Hosting Blogs

Blogging Goes to College: Part 6

You'll be happy to know that this is the final installment of the Blogging Goes to College Brainstorming Session. This last topic was a debate on where to host library/college blogs: in-house or out-of-house. Here are the pros for each side.

In-house:

  • Can include branding – university URL, logo, etc
  • Privacy issues
  • Follow federal and state mandates – FERPA
  • Blogger’s “next blog” button won’t be interpreted as being part of your university
  • Customizable
  • Credibility – the university is behind you (could be a problem if negative things are said)
  • Having a standard structure makes support easier
  • Rights management – copyright

Out-of-house:

  • Don’t need approval from IT
  • Quicker to create
  • Choose your own software
  • Inexpensive
  • Hosted elsewhere
  • People are familiar with the format
  • Open content/freedom of speech
  • Can sort of be anonymous
  • Don’t lose it when you graduate

Thursday, September 14, 2006

More on Blogging

Work has been CRAZY! But I'm loving it. Lots of instruction sessions! You'd think I could actually post this stuff since I already had it typed up, but no. I'm way behind.

Blogging Goes to College: Part 5

How to encourage blog use among faculty/staff:
  • All librarians create a blog to understand better how to use a blog (negative: creates useless blogs/noise)
  • Say: this is how we are going to provide this essential service – to get it, you’re going to have to subscribe.
  • Provide a service not available anywhere else
  • Recognize that not everyone will use it
  • Make it relevant and useful – so they’ll want to use it
  • Incentive/reward system
  • Rewards example – current awareness (RSS feeds for journal tables of contents)
How to encourage blog use among administration:
  • Saves money
  • Brings in money
  • Community relations – internal and external
  • Helps retain students, faculty, staff
  • People will be more likely to subscribe to your views if they have a say (via comments)
  • Create a feeling of community
  • Speed and accuracy of information

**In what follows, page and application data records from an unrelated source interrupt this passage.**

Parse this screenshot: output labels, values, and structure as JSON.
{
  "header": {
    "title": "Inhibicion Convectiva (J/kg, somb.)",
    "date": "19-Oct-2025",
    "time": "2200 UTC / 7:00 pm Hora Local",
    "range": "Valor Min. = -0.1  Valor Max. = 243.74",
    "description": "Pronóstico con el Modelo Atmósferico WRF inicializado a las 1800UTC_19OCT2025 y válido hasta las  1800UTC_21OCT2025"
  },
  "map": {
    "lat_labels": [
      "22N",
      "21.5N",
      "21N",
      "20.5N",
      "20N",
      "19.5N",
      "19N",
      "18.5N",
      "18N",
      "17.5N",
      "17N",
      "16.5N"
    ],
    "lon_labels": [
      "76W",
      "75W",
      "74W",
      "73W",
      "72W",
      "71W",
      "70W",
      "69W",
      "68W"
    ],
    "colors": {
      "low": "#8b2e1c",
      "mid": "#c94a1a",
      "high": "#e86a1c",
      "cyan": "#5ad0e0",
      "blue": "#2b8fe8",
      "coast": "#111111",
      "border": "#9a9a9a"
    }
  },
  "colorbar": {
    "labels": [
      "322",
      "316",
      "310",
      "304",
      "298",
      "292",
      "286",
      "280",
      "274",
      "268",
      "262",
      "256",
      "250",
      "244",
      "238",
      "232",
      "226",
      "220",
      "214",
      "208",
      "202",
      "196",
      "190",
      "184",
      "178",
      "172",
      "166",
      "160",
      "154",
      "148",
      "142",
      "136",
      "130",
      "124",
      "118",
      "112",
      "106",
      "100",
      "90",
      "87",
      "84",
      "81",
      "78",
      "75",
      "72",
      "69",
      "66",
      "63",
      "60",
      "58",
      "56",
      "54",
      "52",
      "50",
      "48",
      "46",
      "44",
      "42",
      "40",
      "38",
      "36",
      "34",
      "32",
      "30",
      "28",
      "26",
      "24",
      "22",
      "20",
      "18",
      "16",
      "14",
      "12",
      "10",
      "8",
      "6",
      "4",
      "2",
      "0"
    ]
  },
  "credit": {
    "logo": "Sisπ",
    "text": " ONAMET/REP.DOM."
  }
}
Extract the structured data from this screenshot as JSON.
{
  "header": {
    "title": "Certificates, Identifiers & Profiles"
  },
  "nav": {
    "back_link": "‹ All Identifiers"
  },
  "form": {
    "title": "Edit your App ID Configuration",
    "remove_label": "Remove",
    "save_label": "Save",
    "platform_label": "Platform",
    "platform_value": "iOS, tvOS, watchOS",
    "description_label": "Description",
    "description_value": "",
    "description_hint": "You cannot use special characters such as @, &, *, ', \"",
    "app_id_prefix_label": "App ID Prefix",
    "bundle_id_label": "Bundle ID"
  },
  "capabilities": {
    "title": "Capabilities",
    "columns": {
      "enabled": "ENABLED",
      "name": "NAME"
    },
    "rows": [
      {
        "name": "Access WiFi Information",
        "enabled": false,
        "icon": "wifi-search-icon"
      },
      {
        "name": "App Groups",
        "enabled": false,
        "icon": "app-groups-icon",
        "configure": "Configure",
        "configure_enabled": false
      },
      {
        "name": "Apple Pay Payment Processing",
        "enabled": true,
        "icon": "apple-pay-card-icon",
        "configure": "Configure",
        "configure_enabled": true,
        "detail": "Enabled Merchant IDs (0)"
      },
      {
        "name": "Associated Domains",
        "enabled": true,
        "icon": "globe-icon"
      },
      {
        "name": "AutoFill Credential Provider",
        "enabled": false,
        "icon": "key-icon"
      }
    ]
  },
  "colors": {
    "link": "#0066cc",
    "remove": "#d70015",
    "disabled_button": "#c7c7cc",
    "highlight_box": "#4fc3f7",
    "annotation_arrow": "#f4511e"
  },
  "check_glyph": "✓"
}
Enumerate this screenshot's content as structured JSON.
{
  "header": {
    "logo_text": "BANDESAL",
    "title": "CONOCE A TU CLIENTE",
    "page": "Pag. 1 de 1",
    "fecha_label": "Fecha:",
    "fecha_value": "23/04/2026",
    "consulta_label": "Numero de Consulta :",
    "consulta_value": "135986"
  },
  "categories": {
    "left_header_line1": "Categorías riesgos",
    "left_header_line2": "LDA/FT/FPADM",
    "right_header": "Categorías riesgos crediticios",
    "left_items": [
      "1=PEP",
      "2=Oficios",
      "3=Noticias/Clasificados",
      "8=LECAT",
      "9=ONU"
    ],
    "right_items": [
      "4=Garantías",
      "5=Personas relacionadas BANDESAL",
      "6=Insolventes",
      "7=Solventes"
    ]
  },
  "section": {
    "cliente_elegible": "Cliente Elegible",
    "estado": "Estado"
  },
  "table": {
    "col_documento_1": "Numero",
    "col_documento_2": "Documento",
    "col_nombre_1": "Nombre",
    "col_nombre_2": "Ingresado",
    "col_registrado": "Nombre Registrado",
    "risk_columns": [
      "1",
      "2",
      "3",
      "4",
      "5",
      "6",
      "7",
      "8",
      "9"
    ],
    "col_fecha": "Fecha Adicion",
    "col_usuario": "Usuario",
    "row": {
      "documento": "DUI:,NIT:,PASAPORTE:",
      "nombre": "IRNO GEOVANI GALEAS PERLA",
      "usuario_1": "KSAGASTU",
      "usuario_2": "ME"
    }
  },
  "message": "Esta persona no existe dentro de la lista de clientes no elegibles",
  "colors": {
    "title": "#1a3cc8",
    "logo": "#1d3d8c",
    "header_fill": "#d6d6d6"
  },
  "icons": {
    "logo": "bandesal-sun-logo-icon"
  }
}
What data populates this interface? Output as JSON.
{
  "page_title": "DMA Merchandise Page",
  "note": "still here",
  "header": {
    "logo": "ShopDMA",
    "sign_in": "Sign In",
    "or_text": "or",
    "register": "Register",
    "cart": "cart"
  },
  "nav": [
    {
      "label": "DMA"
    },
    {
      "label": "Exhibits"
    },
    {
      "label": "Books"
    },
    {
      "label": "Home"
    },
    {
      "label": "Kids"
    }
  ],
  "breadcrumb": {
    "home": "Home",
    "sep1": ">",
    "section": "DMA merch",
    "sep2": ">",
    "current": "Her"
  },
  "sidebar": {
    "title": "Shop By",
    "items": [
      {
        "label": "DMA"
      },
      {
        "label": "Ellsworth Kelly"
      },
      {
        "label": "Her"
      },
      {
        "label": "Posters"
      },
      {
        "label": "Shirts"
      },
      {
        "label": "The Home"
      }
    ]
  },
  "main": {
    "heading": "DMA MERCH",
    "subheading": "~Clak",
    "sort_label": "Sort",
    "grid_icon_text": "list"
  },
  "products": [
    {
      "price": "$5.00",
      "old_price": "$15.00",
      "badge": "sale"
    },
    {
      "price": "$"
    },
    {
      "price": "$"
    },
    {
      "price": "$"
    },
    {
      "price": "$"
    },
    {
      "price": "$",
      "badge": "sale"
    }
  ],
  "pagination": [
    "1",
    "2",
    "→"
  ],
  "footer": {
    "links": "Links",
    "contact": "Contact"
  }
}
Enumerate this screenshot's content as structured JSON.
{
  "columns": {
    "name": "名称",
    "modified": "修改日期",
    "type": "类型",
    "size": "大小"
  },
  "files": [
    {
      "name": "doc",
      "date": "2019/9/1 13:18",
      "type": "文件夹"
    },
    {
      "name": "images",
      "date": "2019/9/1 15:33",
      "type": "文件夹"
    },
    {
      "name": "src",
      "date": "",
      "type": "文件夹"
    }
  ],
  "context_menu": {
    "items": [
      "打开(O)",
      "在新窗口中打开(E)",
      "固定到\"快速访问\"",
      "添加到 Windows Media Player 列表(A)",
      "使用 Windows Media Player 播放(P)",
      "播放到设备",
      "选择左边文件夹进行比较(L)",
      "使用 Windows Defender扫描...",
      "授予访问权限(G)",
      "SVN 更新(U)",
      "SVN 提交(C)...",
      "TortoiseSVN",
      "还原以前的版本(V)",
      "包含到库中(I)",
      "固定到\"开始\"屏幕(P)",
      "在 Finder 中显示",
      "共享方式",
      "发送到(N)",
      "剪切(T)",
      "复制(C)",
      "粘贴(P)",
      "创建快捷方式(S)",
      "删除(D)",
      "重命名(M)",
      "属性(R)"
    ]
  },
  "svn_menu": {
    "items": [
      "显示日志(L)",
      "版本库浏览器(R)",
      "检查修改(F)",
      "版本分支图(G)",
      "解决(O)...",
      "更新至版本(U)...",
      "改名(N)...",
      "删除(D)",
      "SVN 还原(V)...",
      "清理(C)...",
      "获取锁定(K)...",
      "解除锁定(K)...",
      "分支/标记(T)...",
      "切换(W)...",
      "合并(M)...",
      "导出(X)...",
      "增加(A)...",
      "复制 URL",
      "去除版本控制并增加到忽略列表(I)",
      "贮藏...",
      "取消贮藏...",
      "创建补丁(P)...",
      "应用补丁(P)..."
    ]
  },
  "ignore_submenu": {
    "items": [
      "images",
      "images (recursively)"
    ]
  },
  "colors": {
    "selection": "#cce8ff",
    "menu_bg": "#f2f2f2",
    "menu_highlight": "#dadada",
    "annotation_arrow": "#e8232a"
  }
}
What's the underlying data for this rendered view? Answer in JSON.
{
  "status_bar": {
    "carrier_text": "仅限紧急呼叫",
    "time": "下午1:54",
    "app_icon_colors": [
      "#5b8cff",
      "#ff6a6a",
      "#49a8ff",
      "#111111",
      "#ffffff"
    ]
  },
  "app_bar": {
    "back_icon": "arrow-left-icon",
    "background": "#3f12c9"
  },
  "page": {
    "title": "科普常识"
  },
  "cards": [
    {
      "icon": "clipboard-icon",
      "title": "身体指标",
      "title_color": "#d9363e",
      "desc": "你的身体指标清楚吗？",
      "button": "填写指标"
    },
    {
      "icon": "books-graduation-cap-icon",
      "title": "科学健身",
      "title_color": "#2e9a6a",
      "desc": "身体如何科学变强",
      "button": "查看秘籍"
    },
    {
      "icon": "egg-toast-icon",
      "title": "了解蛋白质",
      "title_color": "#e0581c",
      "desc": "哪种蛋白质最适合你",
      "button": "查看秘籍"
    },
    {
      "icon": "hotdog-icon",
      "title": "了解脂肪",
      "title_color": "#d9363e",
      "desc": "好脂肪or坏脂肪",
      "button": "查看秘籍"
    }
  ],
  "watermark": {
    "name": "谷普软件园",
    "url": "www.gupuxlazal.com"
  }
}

Friday, September 08, 2006

Thursday, September 07, 2006

Why Blog?

Blogging Goes to College: Part 4

So in parts 1-3, I listed all the ideas for using blogs in the college setting. That's great, but how to encourage the unwilling to create or readblogs? We all know that motivating people over the learning curve and past their technology confusion can be difficult. Here are some ideas:
  • It’s better, faster, more efficient, an improvement
  • Showing that it’s easy and not a lot of work
  • Adjust based on how student learns [for the life of me, I can't remember what this one meant... this is what happens when you post things more than a month later]
  • Needs to be easier than what they’re already doing
  • Not redundant to what they are already doing
  • Needs to integrate with what they are already doing (how to get students to use blogging – ask them how many read friends’ blogs by just bookmarking and checking back? If they do it, show them Bloglines, etc, to make it easier)
  • Blogs are a tool of discovery
  • Blogs are a tool of communication and rapid publication (much faster than journals, books, etc)
  • People copy success (viewing successful blogs will encourage others to blog as well).

Monday, September 04, 2006

FREE MUSIC!

Okay, now that I have your attention, here's an interesting article from the BBC: Universal Backs Free Music Offer. Apparently there is a music downloading service called Spiralfrog (which has not yet launched - December, so they say), that is proposing to allow free downloading and instead make money (and pay artists) off of advertising.

And they've signed a deal with Universal.

Free, legal music downloads. Whoever thought those words would actually go together?

Sunday, September 03, 2006

"Labor" Day

I have to labor on Labor Day.

But at least I get to create my masterful Banned Book display! I'll have to take pictures and post them.

Woot woot!

Friday, September 01, 2006

Reference Statistics

Pretty much every library keeps reference desk statistics. And many times I find myself wondering, how on earth do I categorize this particular question? Well, the Annoyed Librarian has a post about categories of reference desk statistics that is all too true to life.

I laughed so hard I cried.